WORK REQUEST
Restate the data exactly as given and keep the pictures out.

[Data excerpts]
┄┄┄┄┄┄┄┄┄┄
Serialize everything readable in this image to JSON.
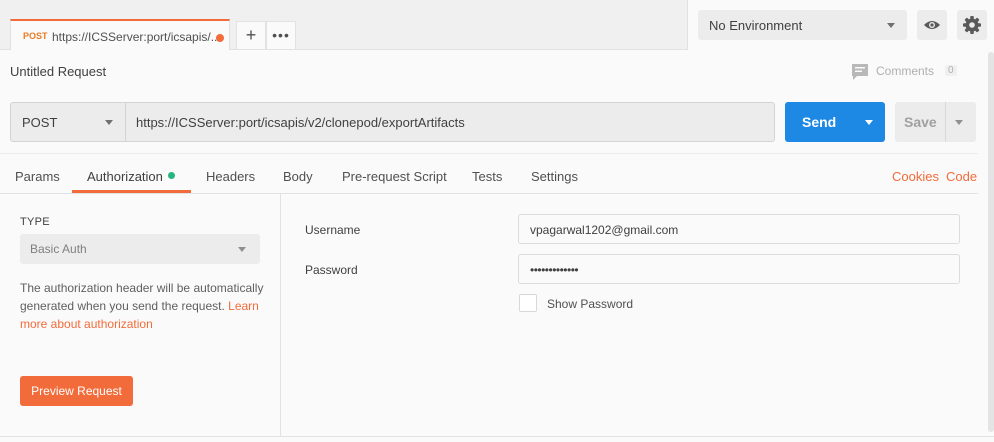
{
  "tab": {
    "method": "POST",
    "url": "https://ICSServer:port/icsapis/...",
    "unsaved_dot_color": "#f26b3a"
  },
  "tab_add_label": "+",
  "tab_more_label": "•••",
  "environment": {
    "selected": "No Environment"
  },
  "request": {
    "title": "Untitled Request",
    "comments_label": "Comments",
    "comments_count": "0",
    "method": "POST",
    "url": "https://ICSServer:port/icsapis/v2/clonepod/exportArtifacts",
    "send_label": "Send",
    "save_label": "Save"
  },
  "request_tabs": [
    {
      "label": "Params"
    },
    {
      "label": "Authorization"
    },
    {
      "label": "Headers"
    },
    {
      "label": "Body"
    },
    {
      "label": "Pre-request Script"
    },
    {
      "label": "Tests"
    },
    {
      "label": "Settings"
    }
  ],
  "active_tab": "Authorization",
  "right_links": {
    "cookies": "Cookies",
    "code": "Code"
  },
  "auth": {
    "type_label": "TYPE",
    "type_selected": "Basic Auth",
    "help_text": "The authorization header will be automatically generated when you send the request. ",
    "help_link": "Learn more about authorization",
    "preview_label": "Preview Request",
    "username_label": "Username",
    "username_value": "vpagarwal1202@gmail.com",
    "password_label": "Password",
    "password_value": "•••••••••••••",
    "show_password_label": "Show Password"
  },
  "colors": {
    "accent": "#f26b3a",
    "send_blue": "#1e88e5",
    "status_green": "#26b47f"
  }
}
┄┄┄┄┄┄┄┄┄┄
TASK ANSWER
Serialize everything readable in this image to JSON.
{
  "tab": {
    "method": "POST",
    "url": "https://ICSServer:port/icsapis/...",
    "unsaved_dot_color": "#f26b3a"
  },
  "tab_add_label": "+",
  "tab_more_label": "•••",
  "environment": {
    "selected": "No Environment"
  },
  "request": {
    "title": "Untitled Request",
    "comments_label": "Comments",
    "comments_count": "0",
    "method": "POST",
    "url": "https://ICSServer:port/icsapis/v2/clonepod/exportArtifacts",
    "send_label": "Send",
    "save_label": "Save"
  },
  "request_tabs": [
    {
      "label": "Params"
    },
    {
      "label": "Authorization"
    },
    {
      "label": "Headers"
    },
    {
      "label": "Body"
    },
    {
      "label": "Pre-request Script"
    },
    {
      "label": "Tests"
    },
    {
      "label": "Settings"
    }
  ],
  "active_tab": "Authorization",
  "right_links": {
    "cookies": "Cookies",
    "code": "Code"
  },
  "auth": {
    "type_label": "TYPE",
    "type_selected": "Basic Auth",
    "help_text": "The authorization header will be automatically generated when you send the request. ",
    "help_link": "Learn more about authorization",
    "preview_label": "Preview Request",
    "username_label": "Username",
    "username_value": "vpagarwal1202@gmail.com",
    "password_label": "Password",
    "password_value": "•••••••••••••",
    "show_password_label": "Show Password"
  },
  "colors": {
    "accent": "#f26b3a",
    "send_blue": "#1e88e5",
    "status_green": "#26b47f"
  }
}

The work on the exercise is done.